Photo by Juan Sanchez ’19 | The garden near the Piper building has been equipped with new watering tubes, and the seeding process has begun.
Juan Sanchez ’20
According to Mrs. Sue Hornbeck, it is the gardening club’s mission to work for the betterment of the Earth while benefiting others.
Currently, the club is being run by the club moderator, Mr. Richard Cordova, with the help of Mrs.Hornbeck, and the club president, Ryan Blake ’21.
The club meets on Thursdays during lunch and varying days after school at the two gardens.
The vegetable garden is by the baseball field and the flower garden is located between the Eller and Piper buildings.
“Gardening is very peaceful, it keeps your mind chill. It’s relaxing, you [can] play music and it’s such a beautiful feeling seeing a seed becoming a plant,” Mr. Cordova said.
“Gardening actually helps you take some stress from school away and opens your mind more,” Blake said.
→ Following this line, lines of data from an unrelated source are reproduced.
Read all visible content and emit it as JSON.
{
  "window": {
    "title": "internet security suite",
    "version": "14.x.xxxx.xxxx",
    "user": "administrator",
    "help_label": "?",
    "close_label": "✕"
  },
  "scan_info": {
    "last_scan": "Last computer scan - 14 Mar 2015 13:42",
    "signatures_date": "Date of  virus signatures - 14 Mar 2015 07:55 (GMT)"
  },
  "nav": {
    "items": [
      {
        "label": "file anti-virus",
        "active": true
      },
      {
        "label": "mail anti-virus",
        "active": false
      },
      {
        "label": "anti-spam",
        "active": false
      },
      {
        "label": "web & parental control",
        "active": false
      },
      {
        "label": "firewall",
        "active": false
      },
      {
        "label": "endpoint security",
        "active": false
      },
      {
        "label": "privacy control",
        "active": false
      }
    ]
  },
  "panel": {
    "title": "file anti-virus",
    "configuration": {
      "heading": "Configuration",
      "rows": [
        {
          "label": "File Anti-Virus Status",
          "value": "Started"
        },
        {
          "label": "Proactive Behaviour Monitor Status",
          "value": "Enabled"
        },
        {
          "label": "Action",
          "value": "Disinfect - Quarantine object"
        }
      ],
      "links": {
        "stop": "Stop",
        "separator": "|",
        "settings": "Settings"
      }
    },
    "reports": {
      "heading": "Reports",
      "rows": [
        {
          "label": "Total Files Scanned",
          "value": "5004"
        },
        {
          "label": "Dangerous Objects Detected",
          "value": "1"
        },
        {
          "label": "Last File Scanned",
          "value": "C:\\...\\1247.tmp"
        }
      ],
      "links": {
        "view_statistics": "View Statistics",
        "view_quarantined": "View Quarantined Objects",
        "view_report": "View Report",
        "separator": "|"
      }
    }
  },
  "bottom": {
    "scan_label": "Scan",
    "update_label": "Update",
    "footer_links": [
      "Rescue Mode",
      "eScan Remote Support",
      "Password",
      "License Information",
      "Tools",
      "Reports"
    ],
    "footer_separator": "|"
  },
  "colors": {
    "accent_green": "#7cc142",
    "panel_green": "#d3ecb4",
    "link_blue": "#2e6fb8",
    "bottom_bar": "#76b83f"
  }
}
However, the club does not solely focus on benefiting the individual.
“The proceeds from the vegetable sales usually go to fund the Kino Border Initiative, specifically, the migrants who need help,” Mrs. Hornbeck said.
“This year, the club also plans to partner with Mr. Cooper Davis ‘10’s art class, growing flowers and vegetables for the purpose of making natural dyes that can then be used to dye yarn, baskets, and other various art projects,” Mrs. Hornbeck said.
According to Mrs. Hornbeck, the gardening club uses organic alternatives and promotes genetic diversity within markets in hopes to better the Earth.
“The use of chemicals in the garden is taken very seriously,” said Mrs. Hornbeck. In fact, the only chemical used in the gardening club is a weed killer. It is applied to weeds once, however, this is only so as soil solarization has failed.
The University of California Division of Agriculture and Natural Resources said that solar solarization is the act of covering the soil with a tarp in order to conserve solar energy, thus causing chemical changes in the soil, preventing weeds growth.
“The gardening club was not able to utilize soil solarization because the water source does not turn off (the water would disrupt chemical processes) without turning off the nearby buildings,” Mrs. Hornbeck said.
The gardening club also practices composting, evident as the Office of Faith and Justice regularly collects used coffee grounds to later incorporate within the soil according to Mrs. Hornbeck.
With the help of Mr. Patrick Dunkin, owner of Dunkin Traders, the gardening club is able to grow heirloom seeds. These seeds are not typically in stores as they have been replaced by their mass-produced counterparts according to Mrs. Hornbeck.
By allowing more diverse plants to grow, the garden club hopes to get more people to try new foods. They want to be a way in which people can be open to growth according to Mrs. Hornbeck .
While the gardening club does its best to work for others, its biggest problem lies with the members. They need more. As Blake said, “Turnup at Thursday” and that “it’ll bee grape.”